# What is needed
Please find every line in the records below that contains the word "Milk", and copy it.

# Task inputs

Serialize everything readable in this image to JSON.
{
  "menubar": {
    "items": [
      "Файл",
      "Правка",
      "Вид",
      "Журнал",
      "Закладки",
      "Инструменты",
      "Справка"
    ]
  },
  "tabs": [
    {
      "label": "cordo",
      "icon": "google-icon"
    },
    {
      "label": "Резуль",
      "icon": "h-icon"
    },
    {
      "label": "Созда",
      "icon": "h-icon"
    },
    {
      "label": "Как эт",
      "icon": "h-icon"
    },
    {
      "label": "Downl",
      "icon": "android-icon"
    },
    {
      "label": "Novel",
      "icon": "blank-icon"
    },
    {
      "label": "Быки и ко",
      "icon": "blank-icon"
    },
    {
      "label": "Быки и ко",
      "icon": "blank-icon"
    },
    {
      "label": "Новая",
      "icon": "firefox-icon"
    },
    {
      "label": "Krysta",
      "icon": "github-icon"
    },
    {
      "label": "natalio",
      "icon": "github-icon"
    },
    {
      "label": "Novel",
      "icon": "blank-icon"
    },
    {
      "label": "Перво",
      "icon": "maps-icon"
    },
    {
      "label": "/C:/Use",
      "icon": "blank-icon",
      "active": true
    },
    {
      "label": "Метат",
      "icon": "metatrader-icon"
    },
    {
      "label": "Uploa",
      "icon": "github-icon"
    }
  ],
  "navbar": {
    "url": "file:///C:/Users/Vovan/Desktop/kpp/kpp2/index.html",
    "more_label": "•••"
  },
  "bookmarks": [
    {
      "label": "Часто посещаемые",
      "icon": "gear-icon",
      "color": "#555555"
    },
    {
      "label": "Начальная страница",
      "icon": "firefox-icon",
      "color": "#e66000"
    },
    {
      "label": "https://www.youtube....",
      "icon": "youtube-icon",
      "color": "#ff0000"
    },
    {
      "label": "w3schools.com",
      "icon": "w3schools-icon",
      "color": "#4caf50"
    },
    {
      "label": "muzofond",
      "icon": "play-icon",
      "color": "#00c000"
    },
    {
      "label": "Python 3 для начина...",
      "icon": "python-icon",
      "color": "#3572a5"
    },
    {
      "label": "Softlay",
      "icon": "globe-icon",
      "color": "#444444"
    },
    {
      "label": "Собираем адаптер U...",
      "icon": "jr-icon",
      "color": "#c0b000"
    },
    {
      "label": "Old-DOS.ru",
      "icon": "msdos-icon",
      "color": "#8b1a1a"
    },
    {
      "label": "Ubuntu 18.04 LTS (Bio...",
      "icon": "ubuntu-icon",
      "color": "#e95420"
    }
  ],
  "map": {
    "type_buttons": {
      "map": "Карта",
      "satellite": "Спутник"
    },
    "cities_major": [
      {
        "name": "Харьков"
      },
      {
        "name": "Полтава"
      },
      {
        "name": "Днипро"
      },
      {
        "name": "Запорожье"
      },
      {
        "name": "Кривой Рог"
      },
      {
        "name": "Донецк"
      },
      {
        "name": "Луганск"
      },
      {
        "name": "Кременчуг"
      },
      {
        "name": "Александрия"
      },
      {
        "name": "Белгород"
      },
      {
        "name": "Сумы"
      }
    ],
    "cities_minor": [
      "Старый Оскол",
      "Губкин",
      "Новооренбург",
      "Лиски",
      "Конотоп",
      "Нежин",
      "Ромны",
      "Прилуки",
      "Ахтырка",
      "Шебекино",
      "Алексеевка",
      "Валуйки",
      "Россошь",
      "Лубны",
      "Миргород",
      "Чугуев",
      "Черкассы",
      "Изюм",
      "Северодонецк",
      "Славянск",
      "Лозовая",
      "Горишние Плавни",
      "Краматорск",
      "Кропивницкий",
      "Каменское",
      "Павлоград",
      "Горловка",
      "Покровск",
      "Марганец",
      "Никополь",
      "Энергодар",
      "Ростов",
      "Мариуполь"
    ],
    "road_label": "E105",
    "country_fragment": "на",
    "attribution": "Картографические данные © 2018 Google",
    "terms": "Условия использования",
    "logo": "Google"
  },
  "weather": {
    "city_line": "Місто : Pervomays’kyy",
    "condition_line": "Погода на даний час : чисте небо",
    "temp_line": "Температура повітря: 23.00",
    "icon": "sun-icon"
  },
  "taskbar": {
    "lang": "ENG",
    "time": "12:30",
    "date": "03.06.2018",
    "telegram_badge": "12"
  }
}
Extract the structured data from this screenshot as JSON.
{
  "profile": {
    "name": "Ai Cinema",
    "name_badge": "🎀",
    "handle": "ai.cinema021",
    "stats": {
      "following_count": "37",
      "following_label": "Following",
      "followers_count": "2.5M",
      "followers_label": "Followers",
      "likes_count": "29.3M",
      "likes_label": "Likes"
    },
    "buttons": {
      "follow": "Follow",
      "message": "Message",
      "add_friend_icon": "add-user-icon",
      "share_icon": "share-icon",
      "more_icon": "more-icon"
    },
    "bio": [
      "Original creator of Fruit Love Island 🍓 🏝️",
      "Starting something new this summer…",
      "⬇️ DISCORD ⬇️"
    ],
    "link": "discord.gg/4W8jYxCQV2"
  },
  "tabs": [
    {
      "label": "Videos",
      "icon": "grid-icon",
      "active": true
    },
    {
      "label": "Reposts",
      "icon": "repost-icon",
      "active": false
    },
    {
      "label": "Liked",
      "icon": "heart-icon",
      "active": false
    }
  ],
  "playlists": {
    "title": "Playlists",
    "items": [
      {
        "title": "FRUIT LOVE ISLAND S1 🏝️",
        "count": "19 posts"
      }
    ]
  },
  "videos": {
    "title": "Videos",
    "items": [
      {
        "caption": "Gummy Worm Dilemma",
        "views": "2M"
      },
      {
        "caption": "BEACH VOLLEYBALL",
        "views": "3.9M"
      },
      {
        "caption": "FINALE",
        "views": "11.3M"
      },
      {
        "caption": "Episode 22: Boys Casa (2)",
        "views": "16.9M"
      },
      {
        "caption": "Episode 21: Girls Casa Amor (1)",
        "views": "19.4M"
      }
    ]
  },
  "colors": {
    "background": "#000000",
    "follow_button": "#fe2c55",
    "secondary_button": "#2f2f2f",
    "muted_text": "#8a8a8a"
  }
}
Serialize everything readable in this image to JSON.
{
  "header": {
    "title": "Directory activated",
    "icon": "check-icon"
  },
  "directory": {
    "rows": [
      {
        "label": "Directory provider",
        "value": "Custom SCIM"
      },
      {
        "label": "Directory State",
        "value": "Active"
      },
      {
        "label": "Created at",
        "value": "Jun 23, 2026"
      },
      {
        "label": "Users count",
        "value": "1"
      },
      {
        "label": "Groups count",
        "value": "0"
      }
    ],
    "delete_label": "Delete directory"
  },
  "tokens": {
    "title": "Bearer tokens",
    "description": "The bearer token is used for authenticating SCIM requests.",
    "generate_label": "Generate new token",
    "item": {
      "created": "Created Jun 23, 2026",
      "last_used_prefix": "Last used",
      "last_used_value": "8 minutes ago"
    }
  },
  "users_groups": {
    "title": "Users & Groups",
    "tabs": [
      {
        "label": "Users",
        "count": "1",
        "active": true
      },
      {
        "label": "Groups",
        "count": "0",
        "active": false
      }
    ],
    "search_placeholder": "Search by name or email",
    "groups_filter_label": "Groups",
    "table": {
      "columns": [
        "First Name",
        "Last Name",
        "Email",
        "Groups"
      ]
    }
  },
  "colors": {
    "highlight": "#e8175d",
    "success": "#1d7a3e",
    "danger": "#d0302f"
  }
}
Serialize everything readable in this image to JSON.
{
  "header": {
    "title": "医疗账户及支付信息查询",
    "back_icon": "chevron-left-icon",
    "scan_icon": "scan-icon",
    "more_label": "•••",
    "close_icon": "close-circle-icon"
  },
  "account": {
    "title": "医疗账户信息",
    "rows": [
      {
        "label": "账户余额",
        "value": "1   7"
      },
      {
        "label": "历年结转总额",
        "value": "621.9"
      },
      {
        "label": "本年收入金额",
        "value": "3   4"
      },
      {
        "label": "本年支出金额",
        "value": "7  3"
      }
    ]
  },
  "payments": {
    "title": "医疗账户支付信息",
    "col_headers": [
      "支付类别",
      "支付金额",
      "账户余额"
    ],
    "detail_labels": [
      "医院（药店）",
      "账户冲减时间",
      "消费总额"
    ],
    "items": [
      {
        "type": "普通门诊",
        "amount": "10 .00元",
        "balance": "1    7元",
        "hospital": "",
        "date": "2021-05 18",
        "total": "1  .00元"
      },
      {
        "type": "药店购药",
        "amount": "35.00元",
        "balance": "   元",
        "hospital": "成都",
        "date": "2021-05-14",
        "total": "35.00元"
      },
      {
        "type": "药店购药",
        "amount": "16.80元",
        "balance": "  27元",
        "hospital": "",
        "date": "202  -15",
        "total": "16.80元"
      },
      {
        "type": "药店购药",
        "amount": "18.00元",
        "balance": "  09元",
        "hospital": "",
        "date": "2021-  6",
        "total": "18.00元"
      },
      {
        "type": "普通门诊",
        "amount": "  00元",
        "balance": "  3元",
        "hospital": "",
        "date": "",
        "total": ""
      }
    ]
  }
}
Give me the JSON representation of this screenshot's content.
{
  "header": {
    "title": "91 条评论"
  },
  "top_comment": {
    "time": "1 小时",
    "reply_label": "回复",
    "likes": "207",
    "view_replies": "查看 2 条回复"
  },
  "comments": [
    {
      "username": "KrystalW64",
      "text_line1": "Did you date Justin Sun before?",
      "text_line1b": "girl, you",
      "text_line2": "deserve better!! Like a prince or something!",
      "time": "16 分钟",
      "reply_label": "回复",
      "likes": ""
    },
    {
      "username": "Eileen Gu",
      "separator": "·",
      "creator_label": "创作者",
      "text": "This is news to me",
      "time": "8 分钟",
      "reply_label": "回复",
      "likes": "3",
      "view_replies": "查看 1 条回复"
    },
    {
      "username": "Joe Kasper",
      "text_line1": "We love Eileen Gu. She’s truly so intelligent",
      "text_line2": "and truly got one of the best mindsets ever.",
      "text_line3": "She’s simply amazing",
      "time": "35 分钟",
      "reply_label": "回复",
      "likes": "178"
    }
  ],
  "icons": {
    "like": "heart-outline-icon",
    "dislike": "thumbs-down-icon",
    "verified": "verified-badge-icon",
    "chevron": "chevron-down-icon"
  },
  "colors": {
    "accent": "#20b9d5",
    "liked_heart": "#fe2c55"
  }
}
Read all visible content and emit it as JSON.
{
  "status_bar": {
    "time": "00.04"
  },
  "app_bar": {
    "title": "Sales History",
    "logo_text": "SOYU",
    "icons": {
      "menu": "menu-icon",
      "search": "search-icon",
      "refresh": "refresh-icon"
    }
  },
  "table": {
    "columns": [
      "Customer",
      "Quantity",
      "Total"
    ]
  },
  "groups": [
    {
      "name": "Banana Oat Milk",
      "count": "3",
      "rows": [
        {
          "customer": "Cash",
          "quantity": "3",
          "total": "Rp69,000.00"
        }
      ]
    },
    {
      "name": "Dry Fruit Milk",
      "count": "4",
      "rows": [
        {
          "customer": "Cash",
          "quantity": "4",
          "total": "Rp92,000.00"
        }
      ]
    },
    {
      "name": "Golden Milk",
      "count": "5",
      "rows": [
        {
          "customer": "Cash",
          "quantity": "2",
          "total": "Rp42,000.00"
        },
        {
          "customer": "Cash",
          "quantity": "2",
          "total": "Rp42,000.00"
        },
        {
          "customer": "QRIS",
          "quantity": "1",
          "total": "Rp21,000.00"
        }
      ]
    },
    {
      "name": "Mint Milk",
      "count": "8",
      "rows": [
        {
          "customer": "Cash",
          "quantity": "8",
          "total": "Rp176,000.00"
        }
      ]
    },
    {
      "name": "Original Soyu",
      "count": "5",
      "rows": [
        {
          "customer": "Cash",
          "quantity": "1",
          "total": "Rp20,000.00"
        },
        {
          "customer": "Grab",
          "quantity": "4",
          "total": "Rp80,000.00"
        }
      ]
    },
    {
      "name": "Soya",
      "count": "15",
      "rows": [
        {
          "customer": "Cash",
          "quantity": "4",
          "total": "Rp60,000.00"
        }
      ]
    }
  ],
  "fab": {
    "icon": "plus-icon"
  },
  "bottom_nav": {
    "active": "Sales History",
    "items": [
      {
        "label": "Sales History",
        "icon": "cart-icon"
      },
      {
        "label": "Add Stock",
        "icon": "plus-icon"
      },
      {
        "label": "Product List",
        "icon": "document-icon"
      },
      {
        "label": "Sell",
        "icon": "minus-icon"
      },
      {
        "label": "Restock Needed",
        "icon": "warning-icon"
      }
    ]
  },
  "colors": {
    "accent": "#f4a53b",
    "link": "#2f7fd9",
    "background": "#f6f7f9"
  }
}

# Output of the task
      "name": "Banana Oat Milk",
      "name": "Dry Fruit Milk",
      "name": "Golden Milk",
      "name": "Mint Milk",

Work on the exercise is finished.